Here’s another example.

The verb is Appetit haben auf so with the drauf at the end, the preposition is in it’s natural position. And the da, being a reference, is in the beginning and makes for a nice connection to the stuff that has been said before.

All right.
Phew… so this was our look at one of the biggest fads in contemporary spoken German. The da-word split. And I have to say…  for something that is purely colloquial this post wound up pretty darn intense.

German® –  when even explaining improper language gives you a headache
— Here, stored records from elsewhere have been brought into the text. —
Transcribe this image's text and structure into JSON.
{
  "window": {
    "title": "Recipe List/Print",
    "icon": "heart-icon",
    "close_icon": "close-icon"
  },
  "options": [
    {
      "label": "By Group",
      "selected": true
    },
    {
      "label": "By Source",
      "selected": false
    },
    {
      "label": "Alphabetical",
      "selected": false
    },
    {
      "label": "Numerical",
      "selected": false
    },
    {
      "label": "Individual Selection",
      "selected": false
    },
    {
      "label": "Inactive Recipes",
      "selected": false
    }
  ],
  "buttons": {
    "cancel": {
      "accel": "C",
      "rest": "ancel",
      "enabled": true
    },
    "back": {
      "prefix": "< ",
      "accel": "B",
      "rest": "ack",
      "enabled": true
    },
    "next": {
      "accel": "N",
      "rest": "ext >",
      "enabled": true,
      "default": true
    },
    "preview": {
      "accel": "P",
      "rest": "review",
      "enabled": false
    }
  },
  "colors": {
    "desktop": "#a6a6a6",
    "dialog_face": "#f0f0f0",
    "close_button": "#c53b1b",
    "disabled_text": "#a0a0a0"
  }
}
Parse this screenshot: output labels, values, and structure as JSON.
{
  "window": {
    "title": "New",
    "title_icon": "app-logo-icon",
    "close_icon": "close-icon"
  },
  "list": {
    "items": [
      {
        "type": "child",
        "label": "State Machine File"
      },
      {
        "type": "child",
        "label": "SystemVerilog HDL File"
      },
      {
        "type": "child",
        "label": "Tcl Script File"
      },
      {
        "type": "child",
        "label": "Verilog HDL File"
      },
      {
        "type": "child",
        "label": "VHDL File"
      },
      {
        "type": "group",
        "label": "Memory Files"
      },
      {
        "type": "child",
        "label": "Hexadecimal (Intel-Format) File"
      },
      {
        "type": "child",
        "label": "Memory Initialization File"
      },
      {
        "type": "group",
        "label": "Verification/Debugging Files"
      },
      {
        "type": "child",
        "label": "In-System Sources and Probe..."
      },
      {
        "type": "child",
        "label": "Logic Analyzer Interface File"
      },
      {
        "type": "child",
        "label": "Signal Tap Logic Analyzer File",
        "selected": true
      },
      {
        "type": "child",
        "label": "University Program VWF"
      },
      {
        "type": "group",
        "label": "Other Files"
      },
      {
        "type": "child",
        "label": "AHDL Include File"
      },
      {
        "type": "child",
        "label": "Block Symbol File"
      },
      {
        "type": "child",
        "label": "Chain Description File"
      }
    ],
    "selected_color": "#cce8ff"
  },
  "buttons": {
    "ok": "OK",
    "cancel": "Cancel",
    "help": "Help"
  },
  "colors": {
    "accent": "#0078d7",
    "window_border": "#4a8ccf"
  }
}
Seriously though. I hope you got a good impression of the da-word split and have some idea how it works and maybe how it ties in with the deeper structure of German.
It’s really super common these days and I’m sure you’ll hear it sooner or later and if you manage to do it correctly, you’ll “up your native”…  big time. Like.. your friends will there be incredibly impressed by :).
If you have any questions about any of this go ahead and we’ll clear it up in the comments. And also… I’m curious. If you’ve spent time in Germany, have you come across the da-word split? Was it confusing? Do you have tricks to understand it? And if you’re a native speaker of German, how is it for you in your region and dialect? Do you know it, is it common? Or were you like “What the hell is he talking about?”.
I’m really curious for your experiences so share them and in the comments.
I’m out for now. I hope you liked it and see you next time.